### Required work
Some lines below hold "Opportunities". Pick them out and copy them.

### Records shown
-=-=-
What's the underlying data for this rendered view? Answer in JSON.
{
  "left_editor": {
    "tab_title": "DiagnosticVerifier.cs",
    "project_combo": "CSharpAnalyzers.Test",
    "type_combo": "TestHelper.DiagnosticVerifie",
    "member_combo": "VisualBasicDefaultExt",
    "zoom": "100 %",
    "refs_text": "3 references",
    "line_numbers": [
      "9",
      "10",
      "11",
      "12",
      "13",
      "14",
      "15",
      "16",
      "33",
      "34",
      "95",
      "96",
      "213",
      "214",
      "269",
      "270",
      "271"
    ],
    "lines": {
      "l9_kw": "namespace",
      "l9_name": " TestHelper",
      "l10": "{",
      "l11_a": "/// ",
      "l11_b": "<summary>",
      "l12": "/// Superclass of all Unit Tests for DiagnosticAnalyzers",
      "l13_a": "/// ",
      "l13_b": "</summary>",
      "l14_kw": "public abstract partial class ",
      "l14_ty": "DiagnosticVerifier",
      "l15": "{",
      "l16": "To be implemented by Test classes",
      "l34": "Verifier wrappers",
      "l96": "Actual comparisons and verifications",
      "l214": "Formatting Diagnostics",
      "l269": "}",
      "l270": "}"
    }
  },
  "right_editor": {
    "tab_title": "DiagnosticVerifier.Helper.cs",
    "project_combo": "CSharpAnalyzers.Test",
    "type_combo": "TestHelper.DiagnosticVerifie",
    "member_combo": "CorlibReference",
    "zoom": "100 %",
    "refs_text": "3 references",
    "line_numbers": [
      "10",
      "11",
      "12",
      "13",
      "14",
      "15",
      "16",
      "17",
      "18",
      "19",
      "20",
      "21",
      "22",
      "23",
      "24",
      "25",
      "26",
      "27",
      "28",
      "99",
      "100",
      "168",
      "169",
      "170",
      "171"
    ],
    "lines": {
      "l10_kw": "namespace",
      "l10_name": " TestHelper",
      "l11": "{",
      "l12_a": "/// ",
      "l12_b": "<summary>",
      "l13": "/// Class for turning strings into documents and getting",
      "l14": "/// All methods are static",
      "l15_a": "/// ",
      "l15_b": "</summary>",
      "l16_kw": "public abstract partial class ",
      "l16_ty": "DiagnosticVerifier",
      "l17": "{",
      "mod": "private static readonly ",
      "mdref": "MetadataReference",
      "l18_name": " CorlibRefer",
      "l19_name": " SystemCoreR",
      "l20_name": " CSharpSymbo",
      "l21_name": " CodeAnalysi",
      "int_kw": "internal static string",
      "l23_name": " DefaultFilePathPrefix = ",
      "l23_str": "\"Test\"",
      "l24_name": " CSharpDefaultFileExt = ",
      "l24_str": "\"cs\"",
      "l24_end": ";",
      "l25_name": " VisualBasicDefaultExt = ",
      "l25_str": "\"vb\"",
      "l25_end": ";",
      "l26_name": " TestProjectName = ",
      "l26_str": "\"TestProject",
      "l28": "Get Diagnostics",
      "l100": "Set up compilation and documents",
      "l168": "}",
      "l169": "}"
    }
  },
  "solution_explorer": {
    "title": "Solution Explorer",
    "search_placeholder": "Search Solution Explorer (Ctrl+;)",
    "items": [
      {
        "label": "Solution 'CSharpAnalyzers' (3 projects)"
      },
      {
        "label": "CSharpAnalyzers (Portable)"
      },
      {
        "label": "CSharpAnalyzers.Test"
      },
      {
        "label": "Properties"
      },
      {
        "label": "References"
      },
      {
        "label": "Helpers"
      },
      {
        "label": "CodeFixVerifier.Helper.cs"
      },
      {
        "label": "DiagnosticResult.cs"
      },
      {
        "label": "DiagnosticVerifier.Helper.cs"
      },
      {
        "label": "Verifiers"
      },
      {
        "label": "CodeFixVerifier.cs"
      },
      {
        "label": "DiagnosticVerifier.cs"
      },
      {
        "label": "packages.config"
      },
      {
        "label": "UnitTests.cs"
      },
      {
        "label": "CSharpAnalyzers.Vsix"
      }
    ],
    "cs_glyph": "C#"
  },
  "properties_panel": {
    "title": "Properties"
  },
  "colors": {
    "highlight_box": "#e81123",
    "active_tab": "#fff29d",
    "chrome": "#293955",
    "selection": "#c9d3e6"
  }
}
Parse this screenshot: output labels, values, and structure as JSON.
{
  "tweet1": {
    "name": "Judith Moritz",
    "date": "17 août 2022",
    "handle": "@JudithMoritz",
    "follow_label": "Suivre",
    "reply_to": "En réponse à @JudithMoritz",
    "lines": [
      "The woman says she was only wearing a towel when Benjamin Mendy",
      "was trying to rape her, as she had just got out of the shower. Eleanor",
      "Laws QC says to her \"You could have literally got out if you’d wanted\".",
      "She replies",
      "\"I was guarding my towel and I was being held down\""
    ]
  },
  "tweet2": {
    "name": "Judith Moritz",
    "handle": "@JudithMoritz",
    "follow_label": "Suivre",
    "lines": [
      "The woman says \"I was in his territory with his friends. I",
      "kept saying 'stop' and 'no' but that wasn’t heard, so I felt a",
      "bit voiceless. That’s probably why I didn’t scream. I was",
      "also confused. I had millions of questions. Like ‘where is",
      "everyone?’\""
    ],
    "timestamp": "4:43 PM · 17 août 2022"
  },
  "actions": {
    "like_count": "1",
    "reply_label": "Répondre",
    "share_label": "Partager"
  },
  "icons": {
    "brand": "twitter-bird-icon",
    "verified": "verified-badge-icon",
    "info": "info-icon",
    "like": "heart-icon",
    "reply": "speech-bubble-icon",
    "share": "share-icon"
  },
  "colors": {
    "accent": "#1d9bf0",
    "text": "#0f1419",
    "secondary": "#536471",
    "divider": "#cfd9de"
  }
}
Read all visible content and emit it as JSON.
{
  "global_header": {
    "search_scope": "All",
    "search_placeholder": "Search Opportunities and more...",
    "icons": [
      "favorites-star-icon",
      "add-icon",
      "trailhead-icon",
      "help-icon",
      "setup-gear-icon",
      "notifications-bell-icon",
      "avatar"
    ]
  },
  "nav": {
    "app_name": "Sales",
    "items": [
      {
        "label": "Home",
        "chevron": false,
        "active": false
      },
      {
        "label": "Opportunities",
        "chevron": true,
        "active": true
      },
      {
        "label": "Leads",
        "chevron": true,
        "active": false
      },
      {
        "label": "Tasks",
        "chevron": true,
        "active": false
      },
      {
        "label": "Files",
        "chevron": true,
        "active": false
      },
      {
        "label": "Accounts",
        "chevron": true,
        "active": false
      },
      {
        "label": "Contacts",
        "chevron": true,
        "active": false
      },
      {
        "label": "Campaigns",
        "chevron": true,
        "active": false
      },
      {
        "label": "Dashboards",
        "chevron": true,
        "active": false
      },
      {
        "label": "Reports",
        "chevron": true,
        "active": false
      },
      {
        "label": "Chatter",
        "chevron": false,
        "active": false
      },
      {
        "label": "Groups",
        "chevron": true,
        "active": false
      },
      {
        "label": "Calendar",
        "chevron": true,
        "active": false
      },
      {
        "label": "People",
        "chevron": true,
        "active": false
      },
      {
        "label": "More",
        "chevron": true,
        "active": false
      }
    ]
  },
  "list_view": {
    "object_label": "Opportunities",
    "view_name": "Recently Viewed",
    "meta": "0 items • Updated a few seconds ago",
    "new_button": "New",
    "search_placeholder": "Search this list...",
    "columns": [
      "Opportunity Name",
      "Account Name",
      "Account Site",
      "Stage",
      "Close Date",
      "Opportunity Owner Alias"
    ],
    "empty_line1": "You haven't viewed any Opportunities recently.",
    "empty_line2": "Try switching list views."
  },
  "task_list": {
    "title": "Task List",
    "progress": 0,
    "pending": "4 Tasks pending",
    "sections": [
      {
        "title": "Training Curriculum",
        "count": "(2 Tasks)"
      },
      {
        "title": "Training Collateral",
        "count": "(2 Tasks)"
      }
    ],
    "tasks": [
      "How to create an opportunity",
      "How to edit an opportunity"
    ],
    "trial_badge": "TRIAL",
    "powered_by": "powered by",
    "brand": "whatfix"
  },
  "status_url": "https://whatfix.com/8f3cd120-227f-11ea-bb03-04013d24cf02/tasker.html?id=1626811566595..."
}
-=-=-
### Reply to the task
    "search_placeholder": "Search Opportunities and more...",
        "label": "Opportunities",
    "object_label": "Opportunities",
    "empty_line1": "You haven't viewed any Opportunities recently.",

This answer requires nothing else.